Task prompt: Images embedded in the records are excluded; print everything else exactly as given.

━━━━━━━━━━━━━━━━

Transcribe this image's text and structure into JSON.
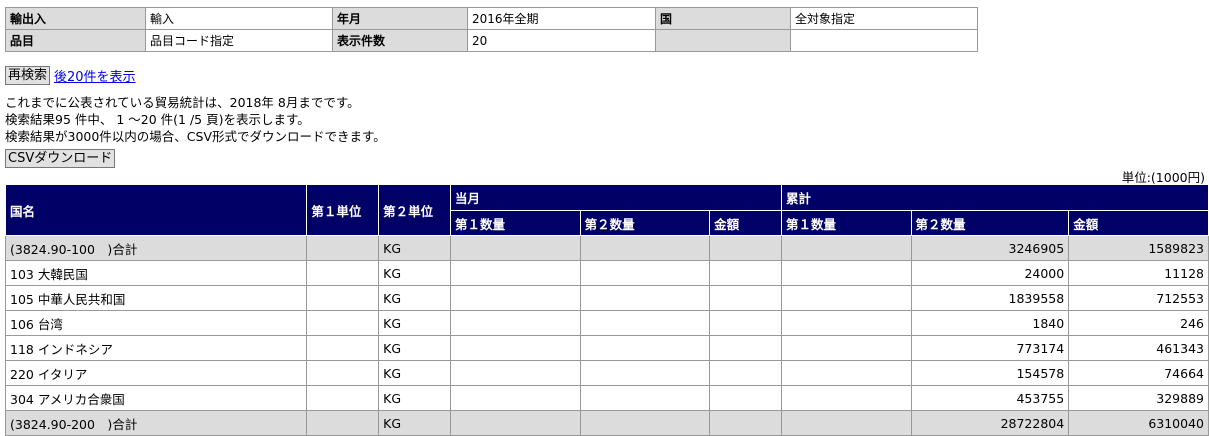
{
  "conditions": {
    "row1": [
      {
        "label": "輸出入",
        "value": "輸入"
      },
      {
        "label": "年月",
        "value": "2016年全期"
      },
      {
        "label": "国",
        "value": "全対象指定"
      }
    ],
    "row2": [
      {
        "label": "品目",
        "value": "品目コード指定"
      },
      {
        "label": "表示件数",
        "value": "20"
      },
      {
        "label": "",
        "value": ""
      }
    ]
  },
  "actions": {
    "research_button": "再検索",
    "next_link": "後20件を表示",
    "csv_button": "CSVダウンロード"
  },
  "info": {
    "line1": "これまでに公表されている貿易統計は、2018年 8月までです。",
    "line2": "検索結果95 件中、 1 ～20 件(1 /5 頁)を表示します。",
    "line3": "検索結果が3000件以内の場合、CSV形式でダウンロードできます。"
  },
  "unit_label": "単位:(1000円)",
  "table": {
    "headers": {
      "country": "国名",
      "unit1": "第１単位",
      "unit2": "第２単位",
      "current": "当月",
      "cumulative": "累計",
      "qty1": "第１数量",
      "qty2": "第２数量",
      "amount": "金額"
    },
    "rows": [
      {
        "name": "(3824.90-100　)合計",
        "u1": "",
        "u2": "KG",
        "m_q1": "",
        "m_q2": "",
        "m_amt": "",
        "c_q1": "",
        "c_q2": "3246905",
        "c_amt": "1589823",
        "sum": true
      },
      {
        "name": "103 大韓民国",
        "u1": "",
        "u2": "KG",
        "m_q1": "",
        "m_q2": "",
        "m_amt": "",
        "c_q1": "",
        "c_q2": "24000",
        "c_amt": "11128",
        "sum": false
      },
      {
        "name": "105 中華人民共和国",
        "u1": "",
        "u2": "KG",
        "m_q1": "",
        "m_q2": "",
        "m_amt": "",
        "c_q1": "",
        "c_q2": "1839558",
        "c_amt": "712553",
        "sum": false
      },
      {
        "name": "106 台湾",
        "u1": "",
        "u2": "KG",
        "m_q1": "",
        "m_q2": "",
        "m_amt": "",
        "c_q1": "",
        "c_q2": "1840",
        "c_amt": "246",
        "sum": false
      },
      {
        "name": "118 インドネシア",
        "u1": "",
        "u2": "KG",
        "m_q1": "",
        "m_q2": "",
        "m_amt": "",
        "c_q1": "",
        "c_q2": "773174",
        "c_amt": "461343",
        "sum": false
      },
      {
        "name": "220 イタリア",
        "u1": "",
        "u2": "KG",
        "m_q1": "",
        "m_q2": "",
        "m_amt": "",
        "c_q1": "",
        "c_q2": "154578",
        "c_amt": "74664",
        "sum": false
      },
      {
        "name": "304 アメリカ合衆国",
        "u1": "",
        "u2": "KG",
        "m_q1": "",
        "m_q2": "",
        "m_amt": "",
        "c_q1": "",
        "c_q2": "453755",
        "c_amt": "329889",
        "sum": false
      },
      {
        "name": "(3824.90-200　)合計",
        "u1": "",
        "u2": "KG",
        "m_q1": "",
        "m_q2": "",
        "m_amt": "",
        "c_q1": "",
        "c_q2": "28722804",
        "c_amt": "6310040",
        "sum": true
      }
    ]
  }
}
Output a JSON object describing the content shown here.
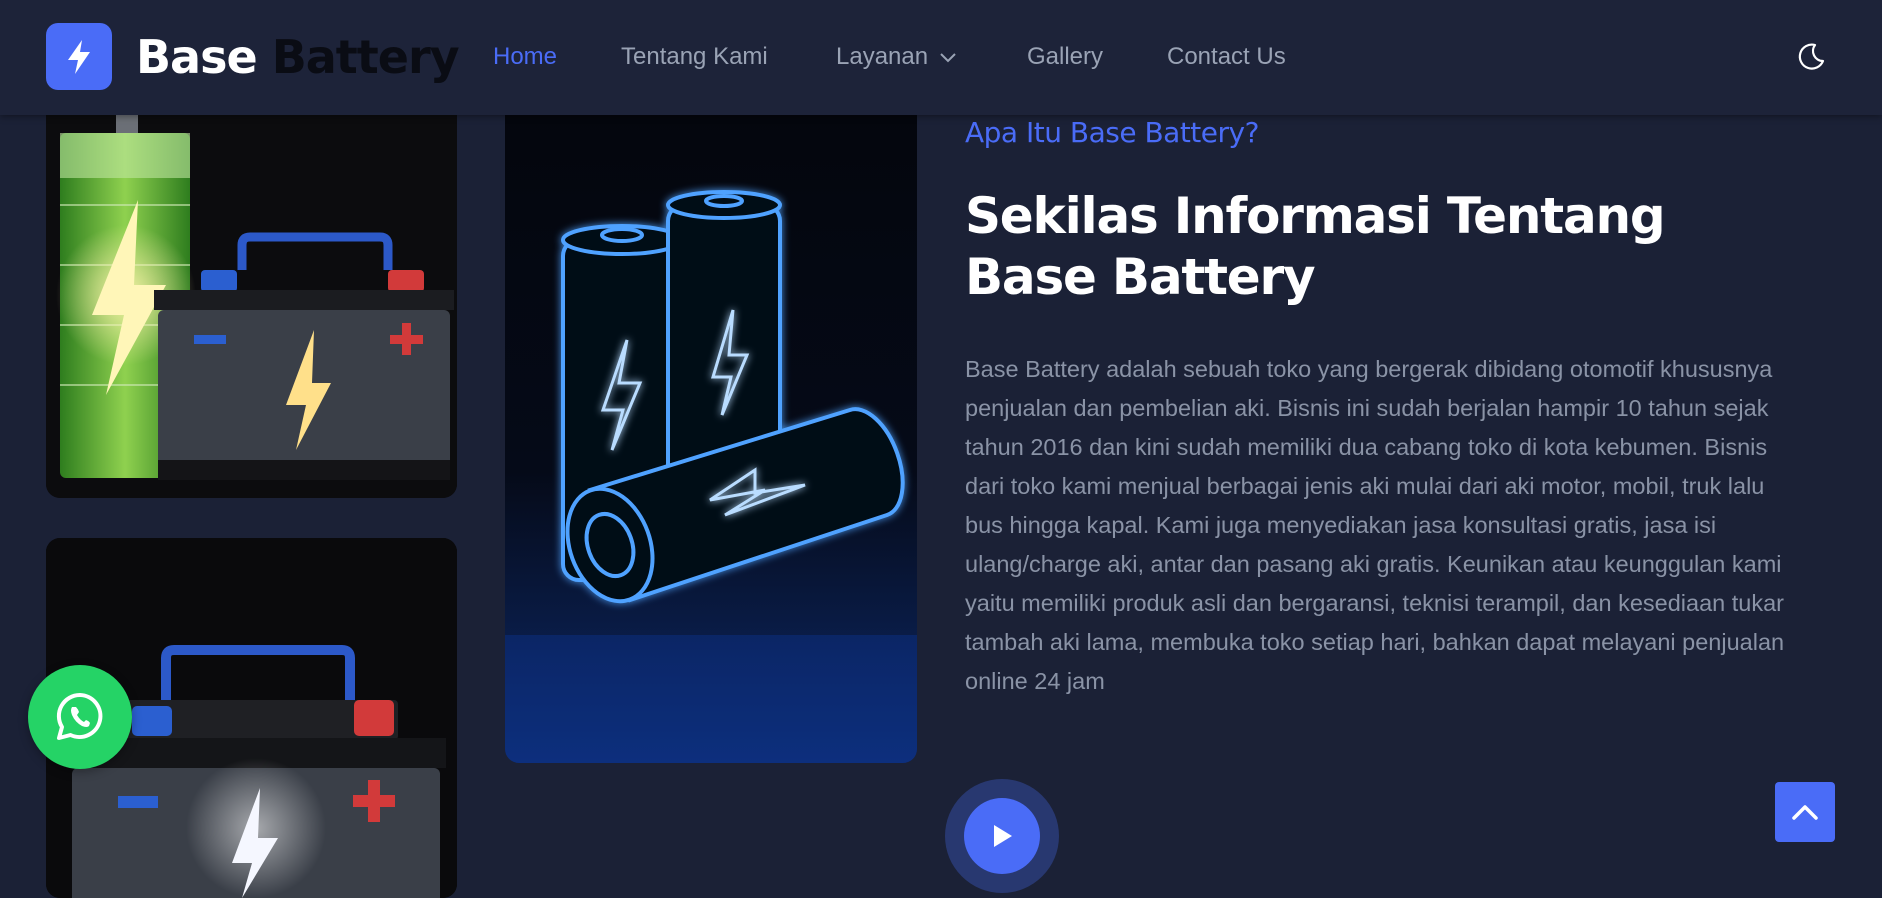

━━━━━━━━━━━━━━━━

Completed exercise:
Transcribe this image's text and structure into JSON.
{
  "conditions": {
    "row1": [
      {
        "label": "輸出入",
        "value": "輸入"
      },
      {
        "label": "年月",
        "value": "2016年全期"
      },
      {
        "label": "国",
        "value": "全対象指定"
      }
    ],
    "row2": [
      {
        "label": "品目",
        "value": "品目コード指定"
      },
      {
        "label": "表示件数",
        "value": "20"
      },
      {
        "label": "",
        "value": ""
      }
    ]
  },
  "actions": {
    "research_button": "再検索",
    "next_link": "後20件を表示",
    "csv_button": "CSVダウンロード"
  },
  "info": {
    "line1": "これまでに公表されている貿易統計は、2018年 8月までです。",
    "line2": "検索結果95 件中、 1 ～20 件(1 /5 頁)を表示します。",
    "line3": "検索結果が3000件以内の場合、CSV形式でダウンロードできます。"
  },
  "unit_label": "単位:(1000円)",
  "table": {
    "headers": {
      "country": "国名",
      "unit1": "第１単位",
      "unit2": "第２単位",
      "current": "当月",
      "cumulative": "累計",
      "qty1": "第１数量",
      "qty2": "第２数量",
      "amount": "金額"
    },
    "rows": [
      {
        "name": "(3824.90-100　)合計",
        "u1": "",
        "u2": "KG",
        "m_q1": "",
        "m_q2": "",
        "m_amt": "",
        "c_q1": "",
        "c_q2": "3246905",
        "c_amt": "1589823",
        "sum": true
      },
      {
        "name": "103 大韓民国",
        "u1": "",
        "u2": "KG",
        "m_q1": "",
        "m_q2": "",
        "m_amt": "",
        "c_q1": "",
        "c_q2": "24000",
        "c_amt": "11128",
        "sum": false
      },
      {
        "name": "105 中華人民共和国",
        "u1": "",
        "u2": "KG",
        "m_q1": "",
        "m_q2": "",
        "m_amt": "",
        "c_q1": "",
        "c_q2": "1839558",
        "c_amt": "712553",
        "sum": false
      },
      {
        "name": "106 台湾",
        "u1": "",
        "u2": "KG",
        "m_q1": "",
        "m_q2": "",
        "m_amt": "",
        "c_q1": "",
        "c_q2": "1840",
        "c_amt": "246",
        "sum": false
      },
      {
        "name": "118 インドネシア",
        "u1": "",
        "u2": "KG",
        "m_q1": "",
        "m_q2": "",
        "m_amt": "",
        "c_q1": "",
        "c_q2": "773174",
        "c_amt": "461343",
        "sum": false
      },
      {
        "name": "220 イタリア",
        "u1": "",
        "u2": "KG",
        "m_q1": "",
        "m_q2": "",
        "m_amt": "",
        "c_q1": "",
        "c_q2": "154578",
        "c_amt": "74664",
        "sum": false
      },
      {
        "name": "304 アメリカ合衆国",
        "u1": "",
        "u2": "KG",
        "m_q1": "",
        "m_q2": "",
        "m_amt": "",
        "c_q1": "",
        "c_q2": "453755",
        "c_amt": "329889",
        "sum": false
      },
      {
        "name": "(3824.90-200　)合計",
        "u1": "",
        "u2": "KG",
        "m_q1": "",
        "m_q2": "",
        "m_amt": "",
        "c_q1": "",
        "c_q2": "28722804",
        "c_amt": "6310040",
        "sum": true
      }
    ]
  }
}
Output a JSON object describing the content shown here.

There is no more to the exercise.